Yesterday, I had the joy of meeting the new Patriarch of the Melkite Greek Catholics who was in Ottawa as part of a congress bringing together bishops from the countries of immigration. Then I attended Vespers at St. Peter and St. Paul Church in Ottawa.
Though the service was in Arabic, a screen showed the English translation of some of the prayers. There were Psalms and the Phos Hilarion, but wow, what a different, oriental setting than the one we sing at our Evensong. Beautiful and beautifully done by an all male choir.
I found it thrilling to be there, including the fact that I am, as a Catholic, in communion with them, yet our worship style and culture is so different. Our unity comes from our unity in the faith and our communion with the Bishop of Rome.
I also mused how it would be a shame if their unique and ancient expression of the Catholic faith were to die out, or to be homogenized into a one-size-fits all, bland lowest common denominator version, like a trademarked brand. Yet, I am opposed to any diversity that fiddles around with the faith once-delivered to the Apostles. The Anglican world has tried that. Big fail.
In an interview afterwards with the Patriarch Youssef Absi and the Canadian Eparchial Bishop Ibrahim Ibrahim, we discussed the challenges facing Melkites in the Middle East and in Canada.

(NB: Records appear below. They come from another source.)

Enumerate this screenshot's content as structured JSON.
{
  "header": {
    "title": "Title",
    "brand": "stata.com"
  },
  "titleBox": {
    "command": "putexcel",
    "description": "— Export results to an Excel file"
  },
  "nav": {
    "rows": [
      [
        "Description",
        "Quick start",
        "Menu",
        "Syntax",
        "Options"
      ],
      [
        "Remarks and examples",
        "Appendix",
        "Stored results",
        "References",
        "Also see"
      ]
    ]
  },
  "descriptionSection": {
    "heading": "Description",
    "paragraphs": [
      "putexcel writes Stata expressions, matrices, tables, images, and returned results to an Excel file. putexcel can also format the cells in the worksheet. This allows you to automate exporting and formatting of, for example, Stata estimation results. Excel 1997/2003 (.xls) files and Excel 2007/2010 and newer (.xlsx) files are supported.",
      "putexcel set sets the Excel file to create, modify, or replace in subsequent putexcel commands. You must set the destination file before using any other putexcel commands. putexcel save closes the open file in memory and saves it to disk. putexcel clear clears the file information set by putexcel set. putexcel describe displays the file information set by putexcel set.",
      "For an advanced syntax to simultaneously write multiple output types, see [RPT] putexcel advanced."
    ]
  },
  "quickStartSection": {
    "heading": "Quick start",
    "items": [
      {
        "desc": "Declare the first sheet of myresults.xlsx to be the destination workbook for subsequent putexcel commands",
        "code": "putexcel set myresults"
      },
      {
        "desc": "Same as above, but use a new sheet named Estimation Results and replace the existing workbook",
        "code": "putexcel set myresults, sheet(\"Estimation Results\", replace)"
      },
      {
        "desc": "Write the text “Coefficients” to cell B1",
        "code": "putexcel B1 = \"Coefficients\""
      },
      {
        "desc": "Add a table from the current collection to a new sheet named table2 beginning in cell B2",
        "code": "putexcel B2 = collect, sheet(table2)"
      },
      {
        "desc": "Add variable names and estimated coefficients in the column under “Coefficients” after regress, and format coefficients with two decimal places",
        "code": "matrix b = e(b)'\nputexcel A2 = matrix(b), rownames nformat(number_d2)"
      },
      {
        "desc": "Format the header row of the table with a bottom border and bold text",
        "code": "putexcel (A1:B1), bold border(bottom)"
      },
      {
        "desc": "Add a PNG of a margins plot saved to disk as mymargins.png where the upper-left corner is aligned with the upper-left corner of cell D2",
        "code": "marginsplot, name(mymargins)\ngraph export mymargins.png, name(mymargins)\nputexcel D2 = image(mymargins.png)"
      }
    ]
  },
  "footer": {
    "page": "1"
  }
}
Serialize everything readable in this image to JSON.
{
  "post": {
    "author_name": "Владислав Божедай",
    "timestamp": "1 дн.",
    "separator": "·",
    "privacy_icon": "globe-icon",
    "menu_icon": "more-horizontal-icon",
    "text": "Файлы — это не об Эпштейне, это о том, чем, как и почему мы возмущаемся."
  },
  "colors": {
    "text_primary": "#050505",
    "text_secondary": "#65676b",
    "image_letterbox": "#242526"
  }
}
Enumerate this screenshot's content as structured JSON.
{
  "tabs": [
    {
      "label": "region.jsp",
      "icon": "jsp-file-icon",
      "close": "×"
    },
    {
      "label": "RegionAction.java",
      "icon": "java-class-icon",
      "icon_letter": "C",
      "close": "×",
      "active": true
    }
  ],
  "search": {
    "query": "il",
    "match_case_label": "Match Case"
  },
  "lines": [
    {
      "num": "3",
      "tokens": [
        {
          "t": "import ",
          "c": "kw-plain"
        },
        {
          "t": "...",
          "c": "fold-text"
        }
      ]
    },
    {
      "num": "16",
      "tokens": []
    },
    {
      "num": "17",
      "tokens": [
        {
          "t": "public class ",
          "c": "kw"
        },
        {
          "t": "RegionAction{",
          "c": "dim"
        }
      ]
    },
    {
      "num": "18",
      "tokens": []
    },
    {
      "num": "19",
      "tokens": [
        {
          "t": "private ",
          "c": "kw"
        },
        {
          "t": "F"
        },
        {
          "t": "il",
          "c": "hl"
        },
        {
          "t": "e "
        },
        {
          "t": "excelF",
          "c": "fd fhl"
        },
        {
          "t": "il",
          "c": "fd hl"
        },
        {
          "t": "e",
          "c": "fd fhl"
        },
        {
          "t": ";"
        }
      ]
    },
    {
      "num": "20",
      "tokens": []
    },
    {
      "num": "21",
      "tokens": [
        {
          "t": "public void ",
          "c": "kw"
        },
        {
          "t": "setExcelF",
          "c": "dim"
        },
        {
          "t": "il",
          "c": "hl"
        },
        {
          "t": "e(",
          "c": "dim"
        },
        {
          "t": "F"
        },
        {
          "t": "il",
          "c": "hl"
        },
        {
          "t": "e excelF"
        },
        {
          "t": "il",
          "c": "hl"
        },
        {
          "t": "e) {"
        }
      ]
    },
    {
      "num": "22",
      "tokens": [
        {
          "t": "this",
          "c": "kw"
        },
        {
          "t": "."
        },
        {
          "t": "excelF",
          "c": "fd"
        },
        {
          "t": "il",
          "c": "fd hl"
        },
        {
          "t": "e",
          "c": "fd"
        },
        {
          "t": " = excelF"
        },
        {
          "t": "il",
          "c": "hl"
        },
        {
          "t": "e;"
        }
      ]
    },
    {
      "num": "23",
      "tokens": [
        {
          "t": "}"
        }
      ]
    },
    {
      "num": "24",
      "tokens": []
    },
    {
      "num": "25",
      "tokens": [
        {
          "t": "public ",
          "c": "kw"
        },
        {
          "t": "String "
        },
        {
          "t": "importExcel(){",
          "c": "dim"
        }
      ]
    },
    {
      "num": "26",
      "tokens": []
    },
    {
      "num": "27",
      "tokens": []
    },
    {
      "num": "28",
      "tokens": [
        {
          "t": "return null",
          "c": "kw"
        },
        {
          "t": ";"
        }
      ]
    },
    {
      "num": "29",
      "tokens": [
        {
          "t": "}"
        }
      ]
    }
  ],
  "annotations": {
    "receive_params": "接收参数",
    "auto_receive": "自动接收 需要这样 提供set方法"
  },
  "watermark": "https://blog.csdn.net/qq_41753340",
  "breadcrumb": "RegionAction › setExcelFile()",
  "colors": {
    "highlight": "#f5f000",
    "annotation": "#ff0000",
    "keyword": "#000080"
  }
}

In the Middle East, war, instability and emigration threaten their ability to maintain their communities; here in Canada its atheism, consumerism, and all the subtle forces of assimilation and cultural homogenization.
“In the Middle East if you are born a Melkite, you die a Melkite,” Bishop Ibrahim explained. But here in Canada there’s a risk not only of not dying a Melkite but of not dying a even as a Catholic, of losing one’s faith altogether. Convenience, losing the language, a desire of children to fit in with their peers, all mitigate against passing on the faith in this unique expression.
I remember a discussion I had with a Ukrainian Catholic priest once about the dangers of ethnic parishes merely becoming a place where the language and culture are pass on, with the faith and sharing the Gospel receding into the background.
This goes back to my conversation with one of our new board members about ensuring we are about the salvation of souls while maintaining our traditions and our ethos within the Catholic Church. We may be less convenient, perhaps offering worship at odd times, or in a school or less than optimum borrowed space; our people may have to drive further distances when there is a local Roman Catholic parish within walking distance. We may lack the beautiful music and church building of some of the Anglican churches some of us left behind. Thus it is all the more incumbent upon us to make sure it is the fire of the Holy Spirit that unites our communities in mission and attracts new members to join us.
I feel deeply blessed by yesterday’s encounter and happy to observe the Holy Spirit fire is alive and well among the Melkite Catholics.